Hours ahead of the caravan of cars and motorcycles on the course and helicopters up above, throngs of excited Tour de France fans line the side of the road awaiting the peloton to race by on Alpe d’Huez. When the cyclists start to appear, the crowd roars with enthusiastic cheers, but the group taking on the challenging French Alps’ terrain during stage 18 isn’t made up of Tour de France cyclists. This group is a small pack of amateur riders from a wide spectrum of backgrounds: garbage men, podiatrists, teachers, flutists, police detectives and yoga instructors, all ranging in age from 35 to 70 years old, all part of a historical cycling trip.
Cycling vacations—especially those scheduled during the Tour de France—are increasingly popular, but FintanMcCormac, one of the chief organizers from New Jersey-based Reilly Cycling Tours, says his company is a modest mom-and-pop shop compared to the other “Walmarts” in the industry. The Alpine stages trip travels to France during the height of the Tour and can only accommodate up to 16 riders, plus eight staff members. “We give individual attention—there’s a guide for every two people in our trip,” says McCormac.
Steve Widder, a 70-year-old retired parks and recreation department worker, remembers watching the Tour de France on television in the 1980s as a recreational cyclist and dreaming of seeing the mountains in person. He’s traveled with Reilly Cycling Tours to France nine times.
Reilly Cycling at the Tour de France
“We stay in a chalet right next to Alpe d’Huez and get to ride and see some of the most iconic climbs,” Widder says. “The first impression [of the professional riders] is just how fast they are—they go up the mountain 3 to 4 times the speed that we do. Their ability to accelerate in a shortened burst is remarkable. We’re just lucky to maintain our pace.”
Widder says witnessing the speed of the Tour de France riders in person is incomparable to watching the competition on television. McCormac estimates that while his riders may complete the climb at about 6 mph with an all out effort, the Tour cyclists swiftly pass by at 16 to 20 mph. But for ordinary folk or extraordinary athlete, the distress and determination to push through the pain on the course is still evident.
The Tour de France Through the Years
"We’re riding the same exact course,” McCormac says. “After we finish riding, we can watch 40 minutes of riders passing through, and everybody is suffering in the same way we did.”

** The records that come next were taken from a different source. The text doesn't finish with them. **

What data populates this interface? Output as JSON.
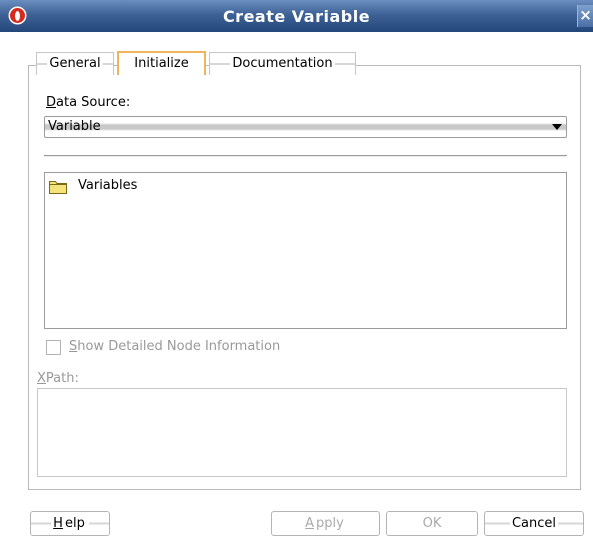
{
  "window": {
    "title": "Create Variable",
    "close_glyph": "×",
    "app_icon": "oracle-logo-icon"
  },
  "tabs": [
    {
      "label": "General",
      "selected": false
    },
    {
      "label": "Initialize",
      "selected": true
    },
    {
      "label": "Documentation",
      "selected": false
    }
  ],
  "data_source": {
    "label_mnemonic": "D",
    "label_rest": "ata Source:",
    "value": "Variable"
  },
  "tree": {
    "items": [
      {
        "label": "Variables",
        "icon": "folder-icon"
      }
    ]
  },
  "show_details": {
    "mnemonic": "S",
    "rest": "how Detailed Node Information",
    "checked": false,
    "enabled": false
  },
  "xpath": {
    "mnemonic": "X",
    "rest": "Path:",
    "value": ""
  },
  "buttons": {
    "help_mnemonic": "H",
    "help_rest": "elp",
    "apply_mnemonic": "A",
    "apply_rest": "pply",
    "ok": "OK",
    "cancel": "Cancel"
  },
  "colors": {
    "titlebar": "#3e6296",
    "selected_tab_border": "#f0b45a",
    "disabled_text": "#aaaaaa"
  }
}
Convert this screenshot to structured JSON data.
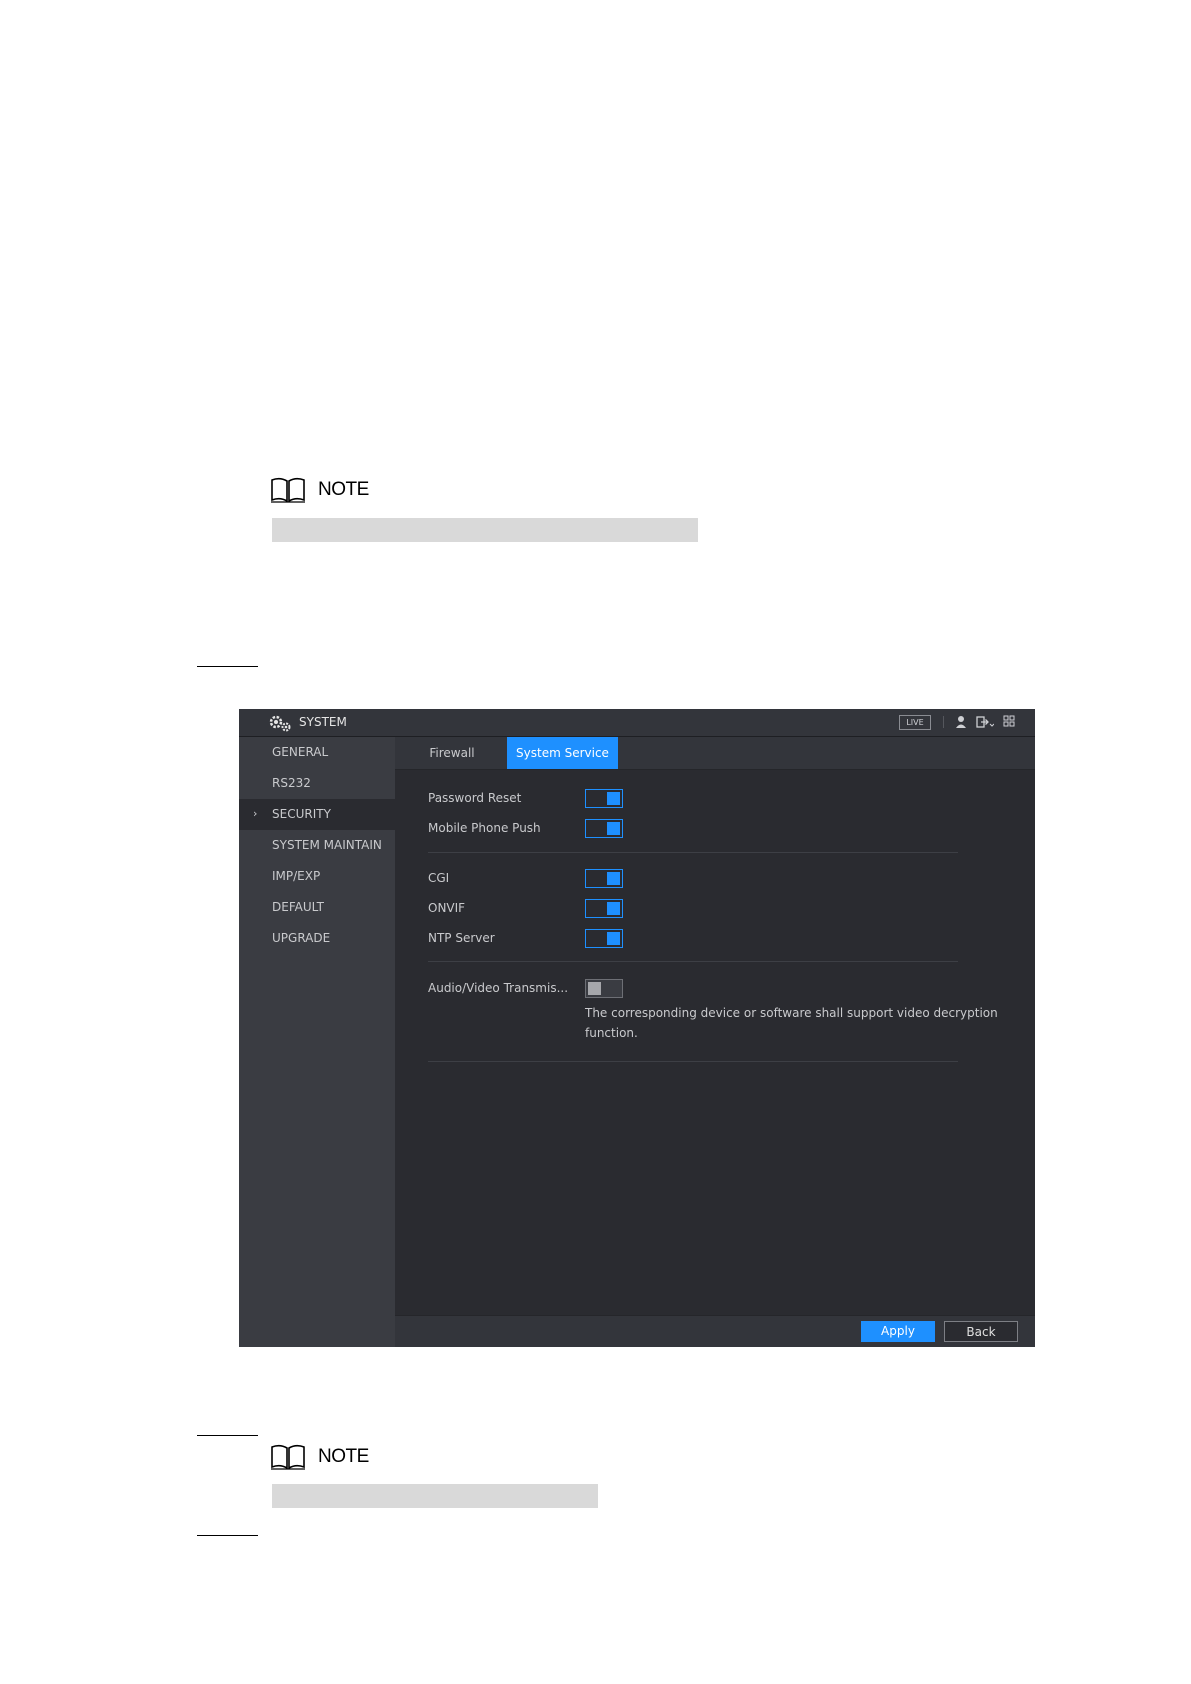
{
  "doc": {
    "note_label_1": "NOTE",
    "note_label_2": "NOTE"
  },
  "window": {
    "title": "SYSTEM",
    "live_label": "LIVE"
  },
  "sidebar": {
    "items": [
      {
        "label": "GENERAL"
      },
      {
        "label": "RS232"
      },
      {
        "label": "SECURITY",
        "active": true
      },
      {
        "label": "SYSTEM MAINTAIN"
      },
      {
        "label": "IMP/EXP"
      },
      {
        "label": "DEFAULT"
      },
      {
        "label": "UPGRADE"
      }
    ]
  },
  "tabs": {
    "firewall": "Firewall",
    "system_service": "System Service",
    "active": "System Service"
  },
  "services": {
    "password_reset": {
      "label": "Password Reset",
      "enabled": true
    },
    "mobile_phone_push": {
      "label": "Mobile Phone Push",
      "enabled": true
    },
    "cgi": {
      "label": "CGI",
      "enabled": true
    },
    "onvif": {
      "label": "ONVIF",
      "enabled": true
    },
    "ntp_server": {
      "label": "NTP Server",
      "enabled": true
    },
    "av_transmission": {
      "label": "Audio/Video Transmis...",
      "enabled": false
    },
    "av_hint": "The corresponding device or software shall support video decryption function."
  },
  "footer": {
    "apply": "Apply",
    "back": "Back"
  },
  "colors": {
    "accent": "#1e90ff",
    "panel": "#2a2b30",
    "sidebar": "#3a3c42"
  }
}
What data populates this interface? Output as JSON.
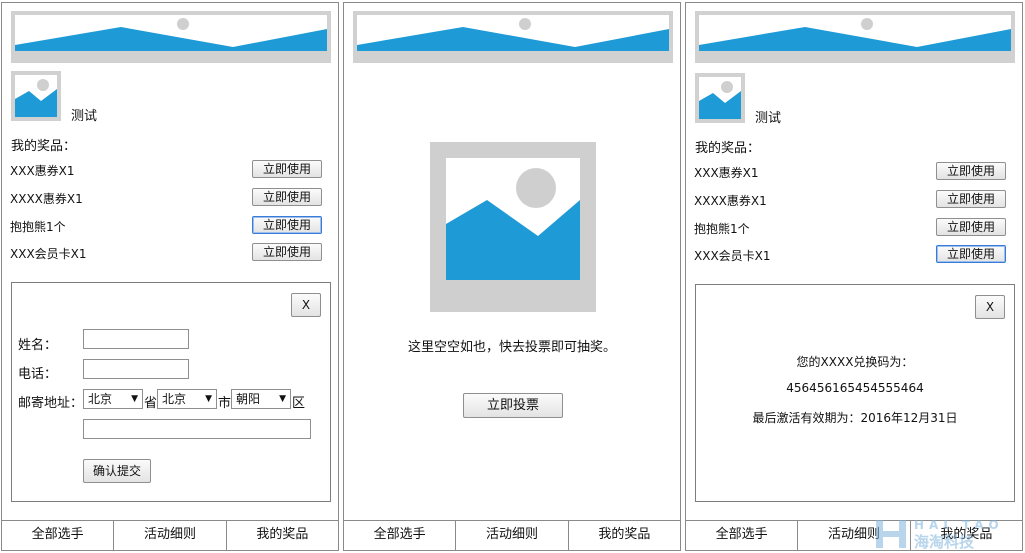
{
  "colors": {
    "accent": "#1e9ad6",
    "placeholder_gray": "#d1d1d1",
    "border": "#8a8a8a"
  },
  "left": {
    "username": "测试",
    "prizes_title": "我的奖品：",
    "prizes": [
      {
        "name": "XXX惠券X1",
        "button": "立即使用"
      },
      {
        "name": "XXXX惠券X1",
        "button": "立即使用"
      },
      {
        "name": "抱抱熊1个",
        "button": "立即使用"
      },
      {
        "name": "XXX会员卡X1",
        "button": "立即使用"
      }
    ],
    "dialog": {
      "close_label": "X",
      "name_label": "姓名：",
      "phone_label": "电话：",
      "address_label": "邮寄地址：",
      "province_value": "北京",
      "province_suffix": "省",
      "city_value": "北京",
      "city_suffix": "市",
      "district_value": "朝阳",
      "district_suffix": "区",
      "submit_label": "确认提交"
    }
  },
  "middle": {
    "empty_text": "这里空空如也，快去投票即可抽奖。",
    "vote_button": "立即投票"
  },
  "right": {
    "username": "测试",
    "prizes_title": "我的奖品：",
    "prizes": [
      {
        "name": "XXX惠券X1",
        "button": "立即使用"
      },
      {
        "name": "XXXX惠券X1",
        "button": "立即使用"
      },
      {
        "name": "抱抱熊1个",
        "button": "立即使用"
      },
      {
        "name": "XXX会员卡X1",
        "button": "立即使用"
      }
    ],
    "dialog": {
      "close_label": "X",
      "code_title": "您的XXXX兑换码为：",
      "code_value": "456456165454555464",
      "expiry_text": "最后激活有效期为：2016年12月31日"
    }
  },
  "tabs": [
    "全部选手",
    "活动细则",
    "我的奖品"
  ],
  "watermark": {
    "top": "HAI TAO",
    "bottom": "海淘科技"
  }
}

While many riders and spectators regard the climb as the toughest part of the course, 66-year-old Nancy Cattabiani believes that the descent is where the gap between amateur and professional riders is most apparent. During her time on two of Reilly Cycling Tour’s trips, Cattabiani remembers the cautions from McCormac and the other guides about the perilous the steep downward climbs.
“They warned us and said ‘We don’t have a rubber band on you if you go over,” she says. “You can’t understand how dangerous the descent down the mountains is until you are there. These guys go down at 40 mph—to me, that’s when you realize the difference in talent.”
McCormac says it’s a big leap of faith to go on the Tour de France trip because it’s not only a physical challenge but also an emotional experience. After his group finishes its ride and watches the best cyclists race on the greatest bike course in the world, he says there are always a lot of teary eyes. Widder remembers the feeling.
“We aren’t going to get into Yankee Stadium or Wimbledon, but we can be on the same climbs as the tour riders which is just amazing,” Widder says. “We have the dreams and they make it possible.”